Under the Brazilian government's agro-energy plan of 2005, soybean and sugar cane cultivation areas must expand to 200 million hectares by 2030. That would mean deforestation will continue.
"The Brazilian government simply ignores the fact that there is no ecologically sustainable way of growing monocultures, whether they are sugar cane or soybean," Adairo told IPS.
The agro fuels boom is not on the agenda of the Bonn conference although deforestation, a consequence of the former, is. Deforestation is in turn a leading cause of a higher concentration of greenhouse gases, and thus of global warming and climate change.
At the end of the chain of cause and effect, climate change is decimating global biodiversity. According to UN figures, some 150 species of fauna and flora disappear every day, victims of global warming.
"The destruction of forests and the consequent erosion of biodiversity severely impacts millions of forest-dependent people. But it also affects global food security and accelerates climate change," Belmond Tchoumba, co-coordinator of the forest and biodiversity programme of Friends of the Earth International told IPS.
The world's leading countries in deforestation are Brazil and Indonesia. Both are also leading producers of inputs for agro-fuels.

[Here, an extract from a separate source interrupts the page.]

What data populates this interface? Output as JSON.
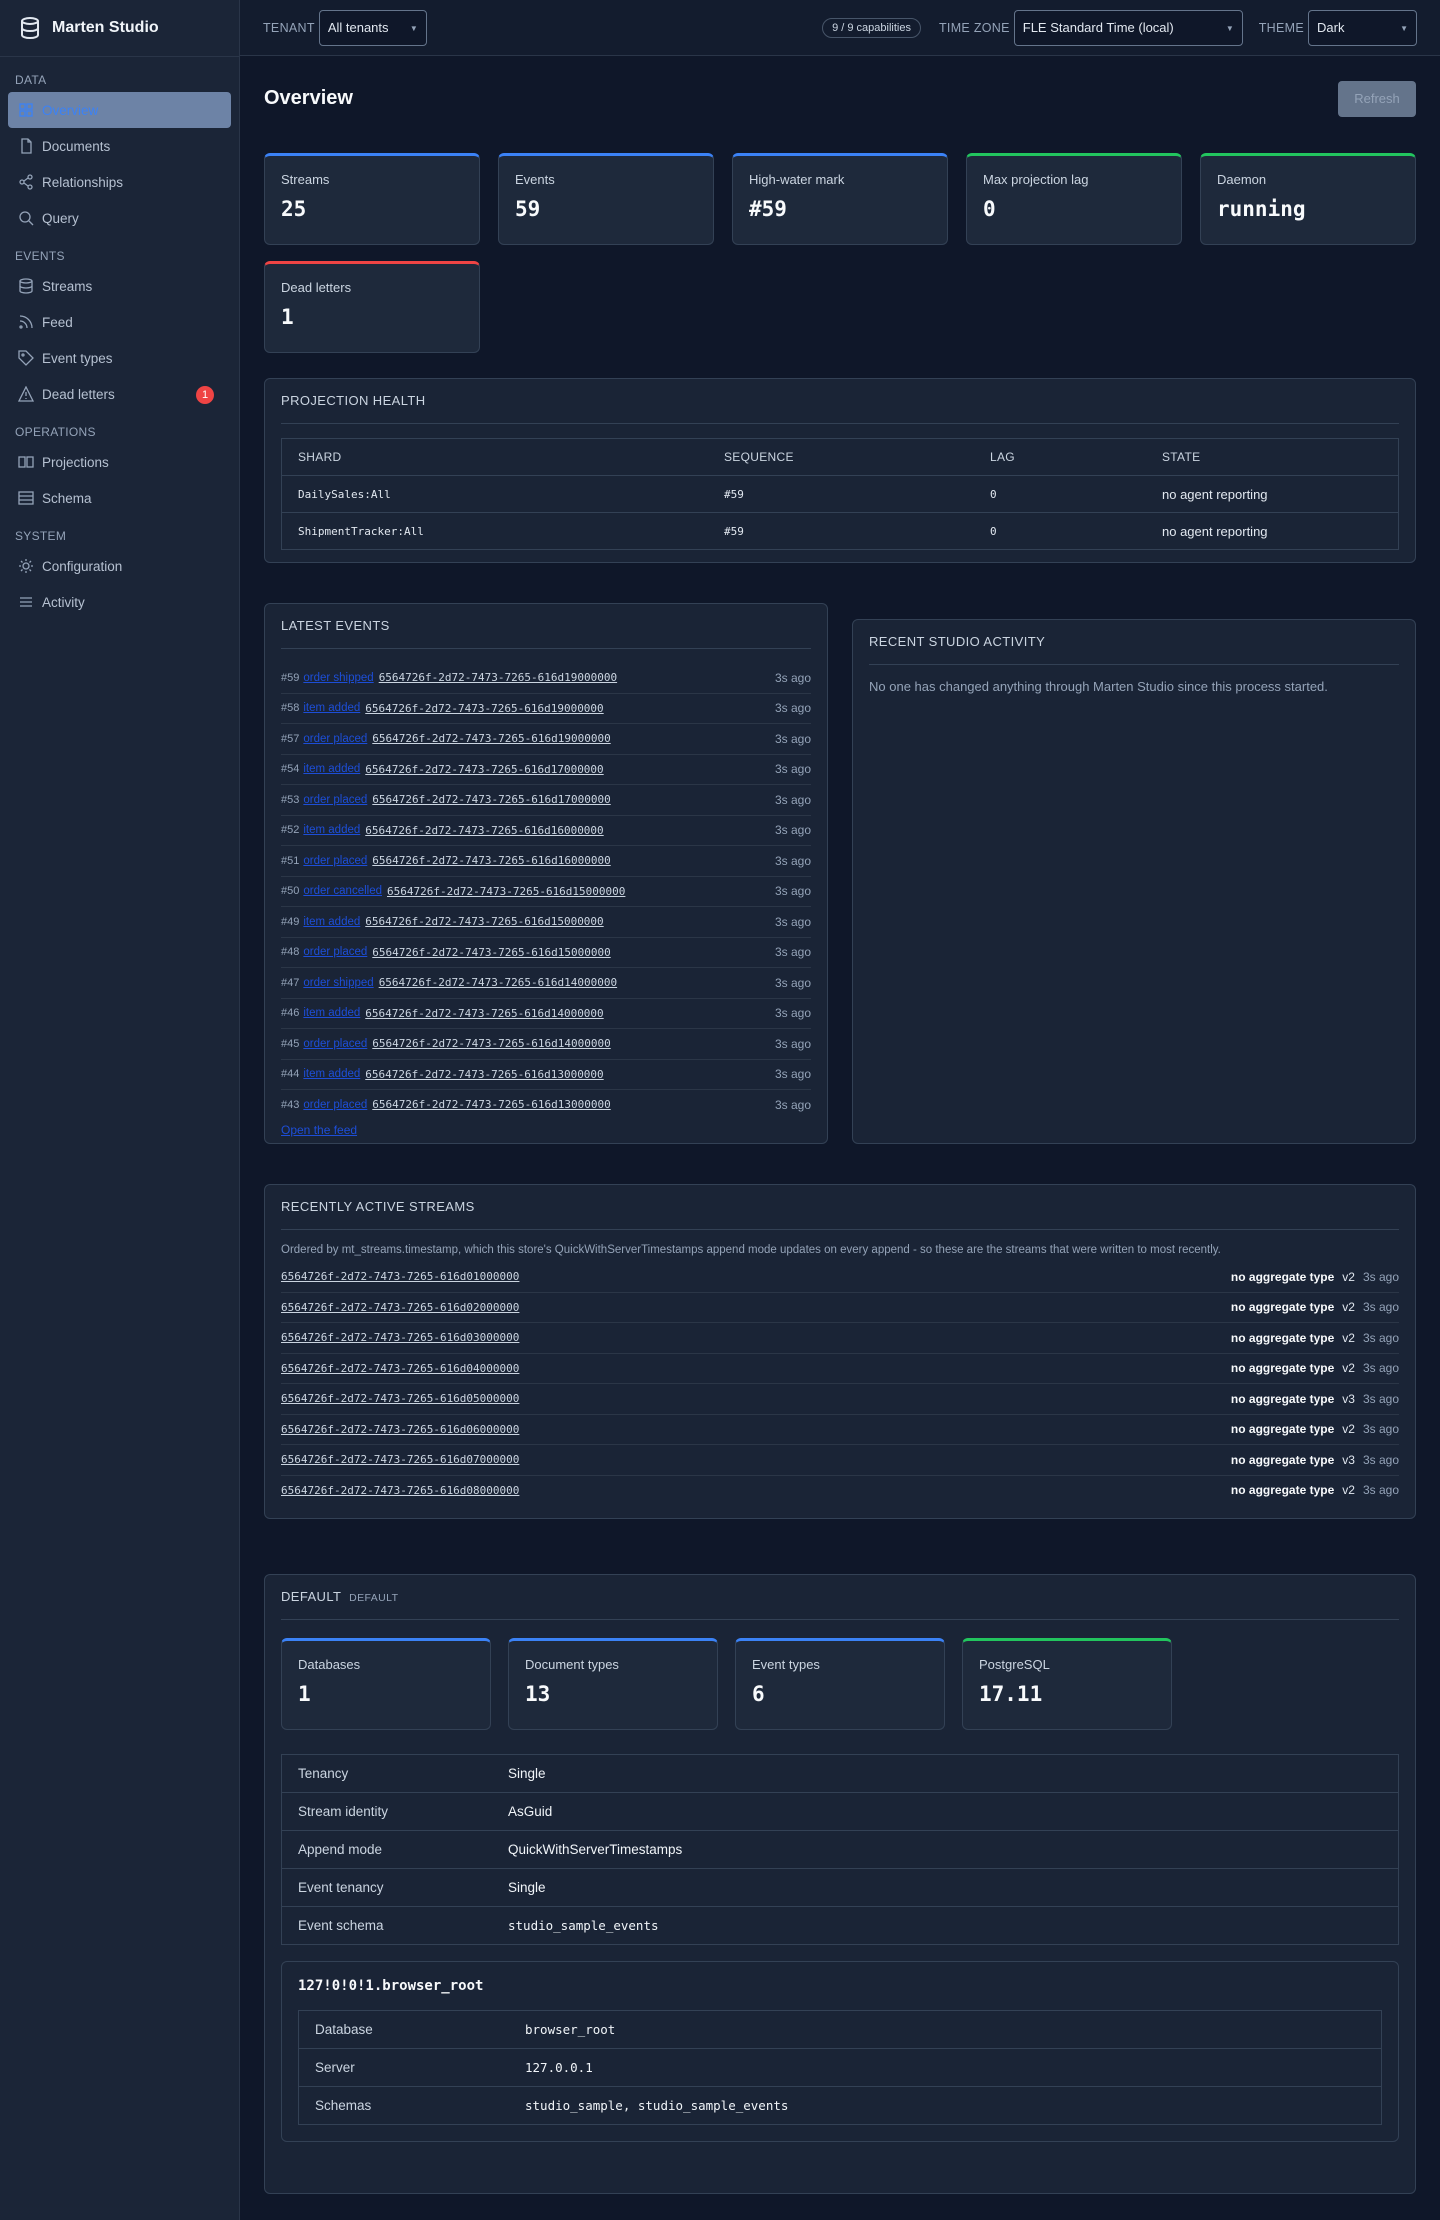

Palm oil plantations for agro-diesel are the primary cause of forest loss in Indonesia.
Numerous estimates predict that by 2020, Indonesia's oil-palm plantations will triple in size to 16.5 million hectares -- an area the size of England and Wales, resulting in a loss of 98 percent of forest cover.
Neighbouring Malaysia, the world's largest producer of palm oil, has already lost 87 percent of its tropical forests, and continues deforesting at a rate of seven percent a year.
Several environmentalists have urged the UN conference on biodiversity to take immediate action to take decisions to stop deforestation of prime forests and to stop the trade of illegally derived forest products.
© 2008 Inter Press Service